**BRIEF**
Give the data again exactly as written, without any of its pictures.

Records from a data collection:

== == ==

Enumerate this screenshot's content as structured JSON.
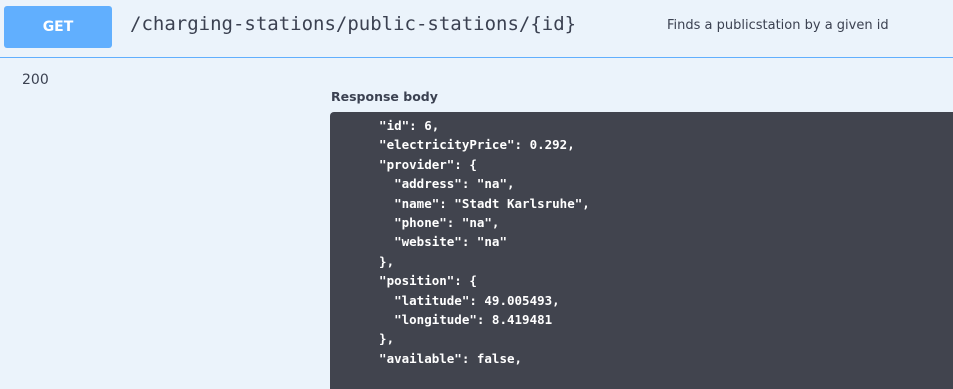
{
  "opblock": {
    "method": "GET",
    "path": "/charging-stations/public-stations/{id}",
    "description": "Finds a publicstation by a given id"
  },
  "response": {
    "status_code": "200",
    "body_label": "Response body",
    "body_text": "  \"id\": 6,\n  \"electricityPrice\": 0.292,\n  \"provider\": {\n    \"address\": \"na\",\n    \"name\": \"Stadt Karlsruhe\",\n    \"phone\": \"na\",\n    \"website\": \"na\"\n  },\n  \"position\": {\n    \"latitude\": 49.005493,\n    \"longitude\": 8.419481\n  },\n  \"available\": false,"
  },
  "colors": {
    "get_method": "#61affe",
    "block_background": "#ebf3fb",
    "code_background": "#41444e"
  }
}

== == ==

**ANSWER TO THIS EXERCISE**
Enumerate this screenshot's content as structured JSON.
{
  "opblock": {
    "method": "GET",
    "path": "/charging-stations/public-stations/{id}",
    "description": "Finds a publicstation by a given id"
  },
  "response": {
    "status_code": "200",
    "body_label": "Response body",
    "body_text": "  \"id\": 6,\n  \"electricityPrice\": 0.292,\n  \"provider\": {\n    \"address\": \"na\",\n    \"name\": \"Stadt Karlsruhe\",\n    \"phone\": \"na\",\n    \"website\": \"na\"\n  },\n  \"position\": {\n    \"latitude\": 49.005493,\n    \"longitude\": 8.419481\n  },\n  \"available\": false,"
  },
  "colors": {
    "get_method": "#61affe",
    "block_background": "#ebf3fb",
    "code_background": "#41444e"
  }
}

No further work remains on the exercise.